Ziggy the main character from the album The Rise and Fall of Ziggy Stardust and the Spiders from Mars was the most obvious example of this. However, right to the end, the theme peppered his recordings. One of his outtake Tracks from his penultimate album The Next Day is a song called Born in a UFO. And the Blackstar album (and accompanying video) is also permeated with such metaphorical extraterrestrial imagery.

And so, yes, it’s fair to say that Bowie was ‘weirder’ than Springsteen. Ultimately, however, the two artists are dealing with different takes on a very similar idea. Both are asking the question; what is it like to live on the outside of a society that largely ignores or even denigrates its fringe dwellers?

Springsteen writes about aliens too but his come from a little closer to home, illegal aliens from across the border populate many of his songs. This is especially true of his solo albums The Ghost of Tom Joad and Devils and Dust. Tracks like Across the Border and  The Line deal very heavily with the issues of transplantation and the desperate need to find a better life that so many poor people feel.
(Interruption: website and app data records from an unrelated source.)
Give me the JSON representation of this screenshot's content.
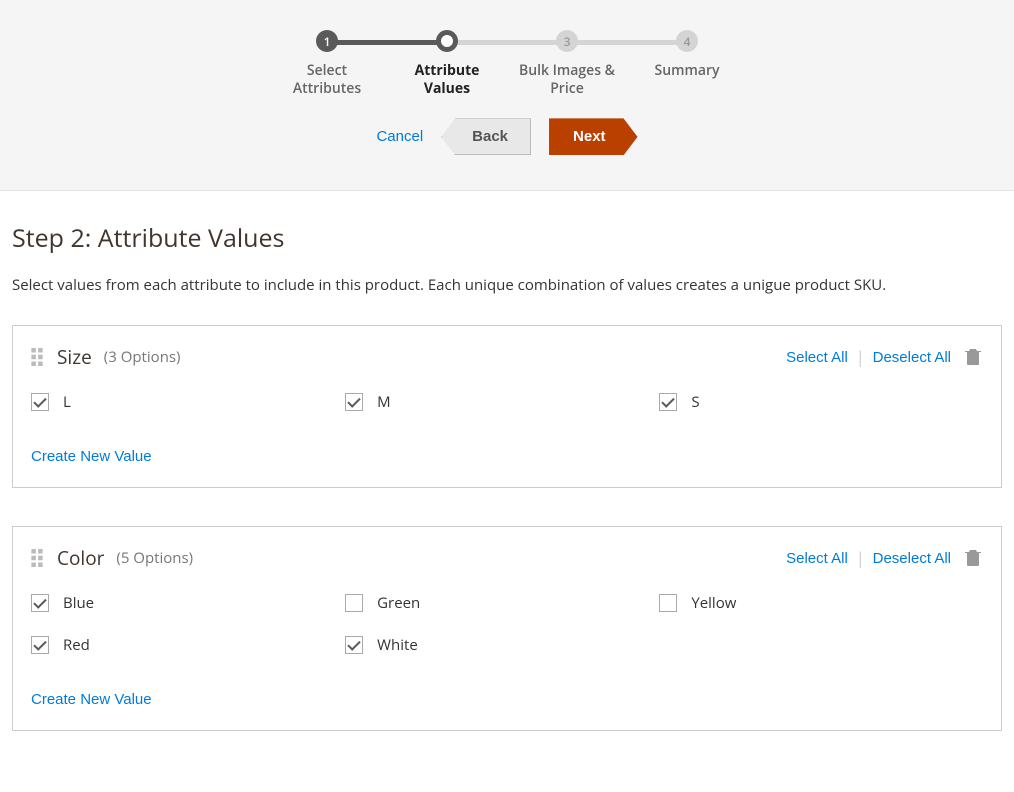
{
  "wizard": {
    "steps": [
      {
        "number": "1",
        "label": "Select\nAttributes",
        "state": "completed"
      },
      {
        "number": "",
        "label": "Attribute\nValues",
        "state": "active"
      },
      {
        "number": "3",
        "label": "Bulk Images &\nPrice",
        "state": "pending"
      },
      {
        "number": "4",
        "label": "Summary",
        "state": "pending"
      }
    ],
    "cancel": "Cancel",
    "back": "Back",
    "next": "Next"
  },
  "title": "Step 2: Attribute Values",
  "description": "Select values from each attribute to include in this product. Each unique combination of values creates a unigue product SKU.",
  "actions": {
    "select_all": "Select All",
    "deselect_all": "Deselect All",
    "create_new": "Create New Value"
  },
  "attributes": [
    {
      "name": "Size",
      "count_label": "(3 Options)",
      "options": [
        {
          "label": "L",
          "checked": true
        },
        {
          "label": "M",
          "checked": true
        },
        {
          "label": "S",
          "checked": true
        }
      ]
    },
    {
      "name": "Color",
      "count_label": "(5 Options)",
      "options": [
        {
          "label": "Blue",
          "checked": true
        },
        {
          "label": "Green",
          "checked": false
        },
        {
          "label": "Yellow",
          "checked": false
        },
        {
          "label": "Red",
          "checked": true
        },
        {
          "label": "White",
          "checked": true
        }
      ]
    }
  ]
}
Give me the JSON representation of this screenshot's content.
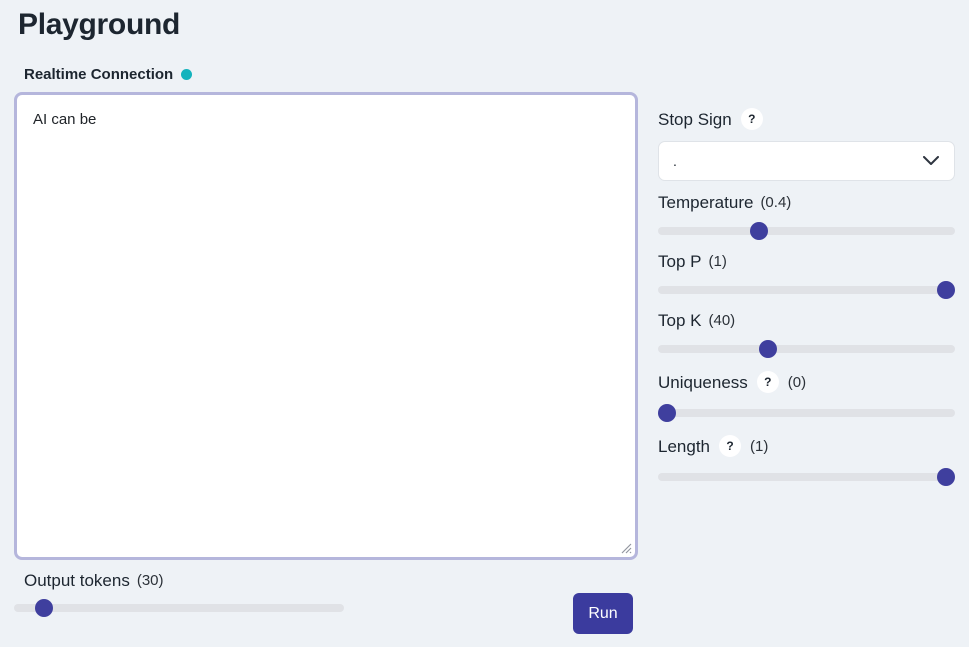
{
  "page": {
    "title": "Playground",
    "accent_color": "#3b3b9e",
    "background_color": "#eef2f6",
    "connection_dot_color": "#13b3bd",
    "focus_ring_color": "#b5b6dc"
  },
  "connection": {
    "label": "Realtime Connection",
    "status_icon": "status-dot",
    "status": "connected"
  },
  "prompt": {
    "value": "AI can be",
    "placeholder": ""
  },
  "output_tokens": {
    "name": "Output tokens",
    "value": "(30)",
    "percent": 9
  },
  "run": {
    "label": "Run"
  },
  "controls": {
    "stop_sign": {
      "name": "Stop Sign",
      "help": "?",
      "selected": ".",
      "chevron_icon": "chevron-down-icon"
    },
    "temperature": {
      "name": "Temperature",
      "value": "(0.4)",
      "percent": 34
    },
    "top_p": {
      "name": "Top P",
      "value": "(1)",
      "percent": 97
    },
    "top_k": {
      "name": "Top K",
      "value": "(40)",
      "percent": 37
    },
    "uniqueness": {
      "name": "Uniqueness",
      "help": "?",
      "value": "(0)",
      "percent": 3
    },
    "length": {
      "name": "Length",
      "help": "?",
      "value": "(1)",
      "percent": 97
    }
  }
}
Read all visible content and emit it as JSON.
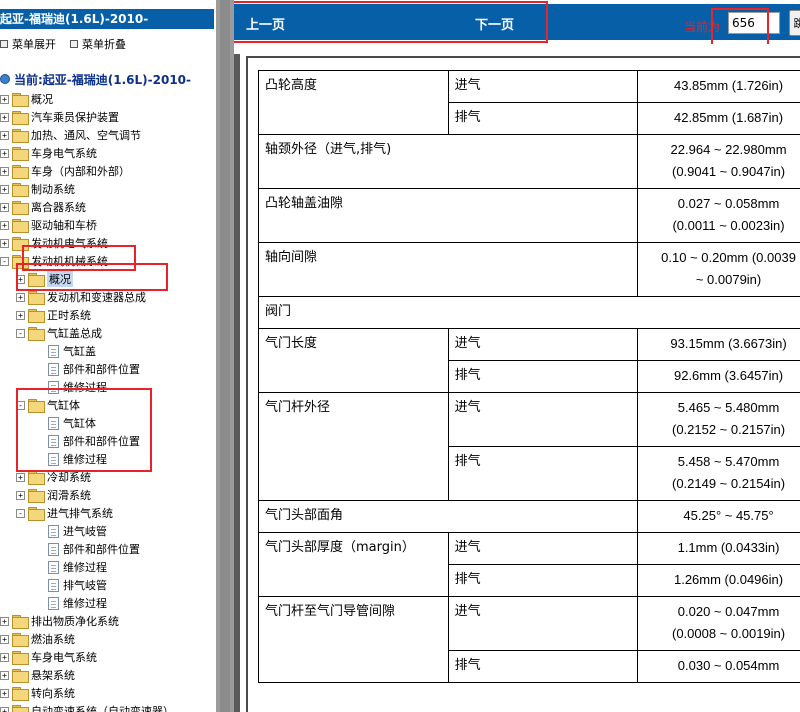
{
  "left_panel": {
    "title": "起亚-福瑞迪(1.6L)-2010-",
    "toolbar": {
      "expand": "菜单展开",
      "collapse": "菜单折叠"
    },
    "current": "当前:起亚-福瑞迪(1.6L)-2010-",
    "tree": [
      {
        "label": "概况",
        "level": 0,
        "kind": "folder",
        "toggle": "+"
      },
      {
        "label": "汽车乘员保护装置",
        "level": 0,
        "kind": "folder",
        "toggle": "+"
      },
      {
        "label": "加热、通风、空气调节",
        "level": 0,
        "kind": "folder",
        "toggle": "+"
      },
      {
        "label": "车身电气系统",
        "level": 0,
        "kind": "folder",
        "toggle": "+"
      },
      {
        "label": "车身（内部和外部）",
        "level": 0,
        "kind": "folder",
        "toggle": "+"
      },
      {
        "label": "制动系统",
        "level": 0,
        "kind": "folder",
        "toggle": "+"
      },
      {
        "label": "离合器系统",
        "level": 0,
        "kind": "folder",
        "toggle": "+"
      },
      {
        "label": "驱动轴和车桥",
        "level": 0,
        "kind": "folder",
        "toggle": "+"
      },
      {
        "label": "发动机电气系统",
        "level": 0,
        "kind": "folder",
        "toggle": "+"
      },
      {
        "label": "发动机机械系统",
        "level": 0,
        "kind": "folder",
        "toggle": "-"
      },
      {
        "label": "概况",
        "level": 1,
        "kind": "folder",
        "toggle": "+",
        "selected": true
      },
      {
        "label": "发动机和变速器总成",
        "level": 1,
        "kind": "folder",
        "toggle": "+"
      },
      {
        "label": "正时系统",
        "level": 1,
        "kind": "folder",
        "toggle": "+"
      },
      {
        "label": "气缸盖总成",
        "level": 1,
        "kind": "folder",
        "toggle": "-"
      },
      {
        "label": "气缸盖",
        "level": 2,
        "kind": "doc"
      },
      {
        "label": "部件和部件位置",
        "level": 2,
        "kind": "doc"
      },
      {
        "label": "维修过程",
        "level": 2,
        "kind": "doc"
      },
      {
        "label": "气缸体",
        "level": 1,
        "kind": "folder",
        "toggle": "-"
      },
      {
        "label": "气缸体",
        "level": 2,
        "kind": "doc"
      },
      {
        "label": "部件和部件位置",
        "level": 2,
        "kind": "doc"
      },
      {
        "label": "维修过程",
        "level": 2,
        "kind": "doc"
      },
      {
        "label": "冷却系统",
        "level": 1,
        "kind": "folder",
        "toggle": "+"
      },
      {
        "label": "润滑系统",
        "level": 1,
        "kind": "folder",
        "toggle": "+"
      },
      {
        "label": "进气排气系统",
        "level": 1,
        "kind": "folder",
        "toggle": "-"
      },
      {
        "label": "进气岐管",
        "level": 2,
        "kind": "doc"
      },
      {
        "label": "部件和部件位置",
        "level": 2,
        "kind": "doc"
      },
      {
        "label": "维修过程",
        "level": 2,
        "kind": "doc"
      },
      {
        "label": "排气岐管",
        "level": 2,
        "kind": "doc"
      },
      {
        "label": "维修过程",
        "level": 2,
        "kind": "doc"
      },
      {
        "label": "排出物质净化系统",
        "level": 0,
        "kind": "folder",
        "toggle": "+"
      },
      {
        "label": "燃油系统",
        "level": 0,
        "kind": "folder",
        "toggle": "+"
      },
      {
        "label": "车身电气系统",
        "level": 0,
        "kind": "folder",
        "toggle": "+"
      },
      {
        "label": "悬架系统",
        "level": 0,
        "kind": "folder",
        "toggle": "+"
      },
      {
        "label": "转向系统",
        "level": 0,
        "kind": "folder",
        "toggle": "+"
      },
      {
        "label": "自动变速系统（自动变速器）",
        "level": 0,
        "kind": "folder",
        "toggle": "+"
      }
    ]
  },
  "nav": {
    "prev": "上一页",
    "next": "下一页",
    "page_label": "当前为",
    "page_value": "656",
    "go": "跳"
  },
  "spec_table": [
    {
      "name": "凸轮高度",
      "rows": [
        {
          "sub": "进气",
          "value": [
            "43.85mm (1.726in)"
          ]
        },
        {
          "sub": "排气",
          "value": [
            "42.85mm (1.687in)"
          ]
        }
      ]
    },
    {
      "name": "轴颈外径（进气,排气)",
      "rows": [
        {
          "sub": "",
          "value": [
            "22.964 ~ 22.980mm",
            "(0.9041 ~ 0.9047in)"
          ]
        }
      ]
    },
    {
      "name": "凸轮轴盖油隙",
      "rows": [
        {
          "sub": "",
          "value": [
            "0.027 ~ 0.058mm",
            "(0.0011 ~ 0.0023in)"
          ]
        }
      ]
    },
    {
      "name": "轴向间隙",
      "rows": [
        {
          "sub": "",
          "value": [
            "0.10 ~ 0.20mm (0.0039",
            "~ 0.0079in)"
          ]
        }
      ]
    },
    {
      "name": "阀门",
      "section": true,
      "rows": []
    },
    {
      "name": "气门长度",
      "rows": [
        {
          "sub": "进气",
          "value": [
            "93.15mm (3.6673in)"
          ]
        },
        {
          "sub": "排气",
          "value": [
            "92.6mm (3.6457in)"
          ]
        }
      ]
    },
    {
      "name": "气门杆外径",
      "rows": [
        {
          "sub": "进气",
          "value": [
            "5.465 ~ 5.480mm",
            "(0.2152 ~ 0.2157in)"
          ]
        },
        {
          "sub": "排气",
          "value": [
            "5.458 ~ 5.470mm",
            "(0.2149 ~ 0.2154in)"
          ]
        }
      ]
    },
    {
      "name": "气门头部面角",
      "rows": [
        {
          "sub": "",
          "value": [
            "45.25° ~ 45.75°"
          ]
        }
      ]
    },
    {
      "name": "气门头部厚度（margin）",
      "rows": [
        {
          "sub": "进气",
          "value": [
            "1.1mm (0.0433in)"
          ]
        },
        {
          "sub": "排气",
          "value": [
            "1.26mm (0.0496in)"
          ]
        }
      ]
    },
    {
      "name": "气门杆至气门导管间隙",
      "rows": [
        {
          "sub": "进气",
          "value": [
            "0.020 ~ 0.047mm",
            "(0.0008 ~ 0.0019in)"
          ]
        },
        {
          "sub": "排气",
          "value": [
            "0.030 ~ 0.054mm"
          ]
        }
      ]
    }
  ]
}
In The Line, even Springsteen’s Border Patrol Officer lives in a state of emotional isolation.

Of course, Bruce was writing about alienated anti-heroes long before those solo albums. Darkness on the Edge of town is a lone loser album par excellence. And the operatic Born to Run is all about the dream of escaping from a town where you simply don’t fit in.

 

Since writing the original post, I keep turning up unexpected links between the two artists. The fact that long-time  E Street pianist Roy Bittan played on such iconic Bowie tracks as Station to Station, TVC15, Ashes to Ashes, and Up the Hill Backwards still kind of blows my mind. And recently I discovered that drummer Zachary Alford, who played with Bowie during his ’95 tour with Nine Inch Nails and drummed on The Next Day album, was also the drummer in Springsteen’s ‘other’ band (the one we don’t mention in polite conversation because it wasn’t E Street). Zach is a phenomenal drummer as should be apparent from these two clips.

 

For two musical giants who never actually collaborated (though Bowie, of course, did cover two of Bruce’s songs very early on in both their careers), the threads that bind them seem pretty numerous.

 

 

Since I wrote that original blog, this article has come out. It kind of treads the same ground but with a slightly different take.

©2017